* Exercise aim
The required result is each line of the entries below containing the string "your".

* Entries from a dataset of interfaces
################
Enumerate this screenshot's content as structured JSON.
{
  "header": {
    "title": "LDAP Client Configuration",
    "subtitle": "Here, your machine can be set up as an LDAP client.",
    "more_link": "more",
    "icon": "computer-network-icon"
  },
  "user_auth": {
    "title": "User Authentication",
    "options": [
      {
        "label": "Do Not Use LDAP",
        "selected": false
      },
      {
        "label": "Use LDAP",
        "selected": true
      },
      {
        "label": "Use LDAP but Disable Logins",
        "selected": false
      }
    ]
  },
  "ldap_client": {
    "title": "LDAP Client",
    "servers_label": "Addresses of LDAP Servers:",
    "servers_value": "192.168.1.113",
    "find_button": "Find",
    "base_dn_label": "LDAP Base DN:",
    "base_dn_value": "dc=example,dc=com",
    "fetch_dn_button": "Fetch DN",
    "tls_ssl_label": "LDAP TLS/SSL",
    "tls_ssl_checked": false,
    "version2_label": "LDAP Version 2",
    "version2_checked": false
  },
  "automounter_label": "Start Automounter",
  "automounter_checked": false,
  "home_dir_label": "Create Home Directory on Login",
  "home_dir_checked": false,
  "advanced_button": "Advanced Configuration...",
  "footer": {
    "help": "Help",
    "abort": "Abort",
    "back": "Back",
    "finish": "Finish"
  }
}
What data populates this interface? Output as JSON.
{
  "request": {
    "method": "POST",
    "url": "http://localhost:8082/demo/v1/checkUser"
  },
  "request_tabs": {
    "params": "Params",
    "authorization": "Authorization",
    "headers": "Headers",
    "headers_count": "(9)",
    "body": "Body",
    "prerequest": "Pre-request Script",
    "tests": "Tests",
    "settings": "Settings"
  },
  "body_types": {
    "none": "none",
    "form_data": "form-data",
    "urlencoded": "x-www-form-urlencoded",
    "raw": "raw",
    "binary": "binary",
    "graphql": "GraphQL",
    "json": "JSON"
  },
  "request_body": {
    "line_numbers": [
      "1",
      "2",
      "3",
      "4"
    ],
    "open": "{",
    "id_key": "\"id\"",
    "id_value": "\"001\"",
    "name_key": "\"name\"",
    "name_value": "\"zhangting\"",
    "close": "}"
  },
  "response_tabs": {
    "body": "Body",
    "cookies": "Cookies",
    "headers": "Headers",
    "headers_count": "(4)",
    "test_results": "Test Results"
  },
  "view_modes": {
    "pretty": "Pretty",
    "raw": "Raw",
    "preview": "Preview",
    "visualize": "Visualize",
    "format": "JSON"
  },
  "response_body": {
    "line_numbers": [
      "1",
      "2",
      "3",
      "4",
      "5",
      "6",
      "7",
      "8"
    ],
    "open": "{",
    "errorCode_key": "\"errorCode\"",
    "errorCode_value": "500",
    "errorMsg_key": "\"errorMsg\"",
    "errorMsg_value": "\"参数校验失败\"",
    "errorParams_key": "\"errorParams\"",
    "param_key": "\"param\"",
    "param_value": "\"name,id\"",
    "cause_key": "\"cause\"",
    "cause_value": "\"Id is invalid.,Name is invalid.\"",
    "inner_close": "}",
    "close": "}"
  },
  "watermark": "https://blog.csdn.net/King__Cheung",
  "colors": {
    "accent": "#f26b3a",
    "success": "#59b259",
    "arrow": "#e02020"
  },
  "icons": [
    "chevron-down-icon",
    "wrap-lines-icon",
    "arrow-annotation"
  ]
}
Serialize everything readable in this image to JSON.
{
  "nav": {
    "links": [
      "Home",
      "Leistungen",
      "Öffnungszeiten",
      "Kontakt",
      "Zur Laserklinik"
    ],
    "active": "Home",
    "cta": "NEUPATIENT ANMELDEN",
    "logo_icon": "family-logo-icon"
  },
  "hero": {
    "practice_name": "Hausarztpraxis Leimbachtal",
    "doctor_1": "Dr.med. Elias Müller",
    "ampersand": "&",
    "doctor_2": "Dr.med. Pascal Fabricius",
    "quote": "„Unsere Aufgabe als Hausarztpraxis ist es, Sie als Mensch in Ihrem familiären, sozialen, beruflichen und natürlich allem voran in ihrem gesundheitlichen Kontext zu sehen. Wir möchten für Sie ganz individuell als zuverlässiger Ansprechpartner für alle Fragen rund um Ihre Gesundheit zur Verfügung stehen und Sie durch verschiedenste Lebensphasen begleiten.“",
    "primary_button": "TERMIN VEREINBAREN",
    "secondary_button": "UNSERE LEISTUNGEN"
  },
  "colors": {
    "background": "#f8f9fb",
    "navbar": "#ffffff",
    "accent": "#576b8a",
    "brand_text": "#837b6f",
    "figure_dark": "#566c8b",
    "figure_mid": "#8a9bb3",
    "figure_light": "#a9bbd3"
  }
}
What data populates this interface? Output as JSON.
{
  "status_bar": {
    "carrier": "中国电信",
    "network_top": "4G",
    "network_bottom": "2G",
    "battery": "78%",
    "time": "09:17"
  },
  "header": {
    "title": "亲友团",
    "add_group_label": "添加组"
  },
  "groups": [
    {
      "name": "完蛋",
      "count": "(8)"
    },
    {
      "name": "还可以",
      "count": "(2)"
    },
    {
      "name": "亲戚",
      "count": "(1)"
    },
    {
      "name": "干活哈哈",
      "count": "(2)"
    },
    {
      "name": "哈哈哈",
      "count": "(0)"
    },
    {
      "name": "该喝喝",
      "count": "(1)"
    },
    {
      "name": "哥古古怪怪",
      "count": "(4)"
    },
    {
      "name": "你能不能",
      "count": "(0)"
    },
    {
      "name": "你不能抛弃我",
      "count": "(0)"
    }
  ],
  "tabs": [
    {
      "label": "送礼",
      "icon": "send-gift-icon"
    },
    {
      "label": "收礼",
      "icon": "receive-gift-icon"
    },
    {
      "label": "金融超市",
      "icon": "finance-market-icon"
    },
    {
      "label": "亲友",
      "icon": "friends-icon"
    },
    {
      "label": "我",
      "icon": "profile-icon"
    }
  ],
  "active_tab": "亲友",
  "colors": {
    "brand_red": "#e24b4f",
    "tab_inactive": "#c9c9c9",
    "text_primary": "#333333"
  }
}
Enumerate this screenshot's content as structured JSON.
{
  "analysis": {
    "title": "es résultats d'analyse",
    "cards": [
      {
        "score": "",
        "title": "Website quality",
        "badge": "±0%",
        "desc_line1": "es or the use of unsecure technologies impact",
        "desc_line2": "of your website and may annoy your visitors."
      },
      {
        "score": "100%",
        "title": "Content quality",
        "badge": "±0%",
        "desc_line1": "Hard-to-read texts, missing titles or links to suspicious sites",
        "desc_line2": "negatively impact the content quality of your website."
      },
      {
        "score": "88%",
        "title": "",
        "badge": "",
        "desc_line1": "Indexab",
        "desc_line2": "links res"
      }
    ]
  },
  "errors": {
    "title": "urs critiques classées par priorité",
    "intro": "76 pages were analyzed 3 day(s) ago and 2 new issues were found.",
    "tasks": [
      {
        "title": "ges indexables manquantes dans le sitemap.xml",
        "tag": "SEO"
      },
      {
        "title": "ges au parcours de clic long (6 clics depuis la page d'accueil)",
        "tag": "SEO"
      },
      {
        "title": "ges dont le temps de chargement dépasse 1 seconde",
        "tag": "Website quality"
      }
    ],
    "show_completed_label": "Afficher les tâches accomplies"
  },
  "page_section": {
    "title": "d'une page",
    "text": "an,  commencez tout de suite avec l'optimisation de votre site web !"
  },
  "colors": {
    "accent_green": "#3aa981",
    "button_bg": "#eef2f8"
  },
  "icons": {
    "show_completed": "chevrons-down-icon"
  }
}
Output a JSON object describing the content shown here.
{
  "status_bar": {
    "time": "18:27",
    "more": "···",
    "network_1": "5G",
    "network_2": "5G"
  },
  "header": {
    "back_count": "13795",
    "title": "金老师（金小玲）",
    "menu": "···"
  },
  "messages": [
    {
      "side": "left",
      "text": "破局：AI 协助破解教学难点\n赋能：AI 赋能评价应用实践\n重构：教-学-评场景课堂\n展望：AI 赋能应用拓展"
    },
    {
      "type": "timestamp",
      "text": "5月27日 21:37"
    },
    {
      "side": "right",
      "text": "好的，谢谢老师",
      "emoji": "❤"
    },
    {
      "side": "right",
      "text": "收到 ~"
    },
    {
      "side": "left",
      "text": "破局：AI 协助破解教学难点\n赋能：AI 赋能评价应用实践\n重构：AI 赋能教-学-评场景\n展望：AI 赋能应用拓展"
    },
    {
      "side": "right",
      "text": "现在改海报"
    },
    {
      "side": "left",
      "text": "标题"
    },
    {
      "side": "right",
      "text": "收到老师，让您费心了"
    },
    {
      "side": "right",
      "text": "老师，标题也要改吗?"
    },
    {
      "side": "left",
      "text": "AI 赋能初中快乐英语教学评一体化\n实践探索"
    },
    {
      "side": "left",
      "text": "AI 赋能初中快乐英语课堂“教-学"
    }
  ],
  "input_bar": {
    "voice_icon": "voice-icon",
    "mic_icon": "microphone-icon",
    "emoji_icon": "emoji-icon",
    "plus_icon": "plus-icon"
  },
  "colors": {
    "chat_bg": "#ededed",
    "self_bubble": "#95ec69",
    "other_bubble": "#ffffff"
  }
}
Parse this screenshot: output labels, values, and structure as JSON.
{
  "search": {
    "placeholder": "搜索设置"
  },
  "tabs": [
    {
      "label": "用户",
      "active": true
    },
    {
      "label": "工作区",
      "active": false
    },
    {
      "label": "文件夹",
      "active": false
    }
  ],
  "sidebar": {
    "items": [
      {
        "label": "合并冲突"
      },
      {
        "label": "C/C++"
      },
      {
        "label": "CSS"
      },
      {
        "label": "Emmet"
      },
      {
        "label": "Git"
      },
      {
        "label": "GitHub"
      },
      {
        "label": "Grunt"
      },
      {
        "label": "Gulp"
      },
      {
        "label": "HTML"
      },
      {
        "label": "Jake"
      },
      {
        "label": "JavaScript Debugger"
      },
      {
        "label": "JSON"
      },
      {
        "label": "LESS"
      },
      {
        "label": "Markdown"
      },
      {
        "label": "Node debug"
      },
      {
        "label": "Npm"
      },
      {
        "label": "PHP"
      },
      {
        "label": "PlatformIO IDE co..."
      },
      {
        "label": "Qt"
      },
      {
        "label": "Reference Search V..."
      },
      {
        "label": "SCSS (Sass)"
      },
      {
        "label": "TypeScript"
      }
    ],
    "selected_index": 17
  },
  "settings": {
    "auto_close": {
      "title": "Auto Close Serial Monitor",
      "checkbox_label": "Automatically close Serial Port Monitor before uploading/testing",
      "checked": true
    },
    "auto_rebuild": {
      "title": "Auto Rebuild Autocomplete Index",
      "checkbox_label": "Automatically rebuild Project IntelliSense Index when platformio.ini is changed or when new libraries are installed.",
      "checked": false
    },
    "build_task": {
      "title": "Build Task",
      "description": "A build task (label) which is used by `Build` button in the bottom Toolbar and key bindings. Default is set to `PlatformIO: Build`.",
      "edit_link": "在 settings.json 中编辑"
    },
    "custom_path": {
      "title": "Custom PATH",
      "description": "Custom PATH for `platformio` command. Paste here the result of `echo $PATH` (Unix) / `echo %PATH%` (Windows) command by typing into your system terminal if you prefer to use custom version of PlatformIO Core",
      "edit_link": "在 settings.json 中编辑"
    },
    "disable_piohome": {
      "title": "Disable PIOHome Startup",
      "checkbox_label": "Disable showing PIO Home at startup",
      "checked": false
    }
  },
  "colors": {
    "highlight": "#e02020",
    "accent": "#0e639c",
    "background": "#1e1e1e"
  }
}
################
* Answer
    "subtitle": "Here, your machine can be set up as an LDAP client.",
        "desc_line2": "of your website and may annoy your visitors."
        "desc_line2": "negatively impact the content quality of your website."
      "description": "Custom PATH for `platformio` command. Paste here the result of `echo $PATH` (Unix) / `echo %PATH%` (Windows) command by typing into your system terminal if you prefer to use custom version of PlatformIO Core",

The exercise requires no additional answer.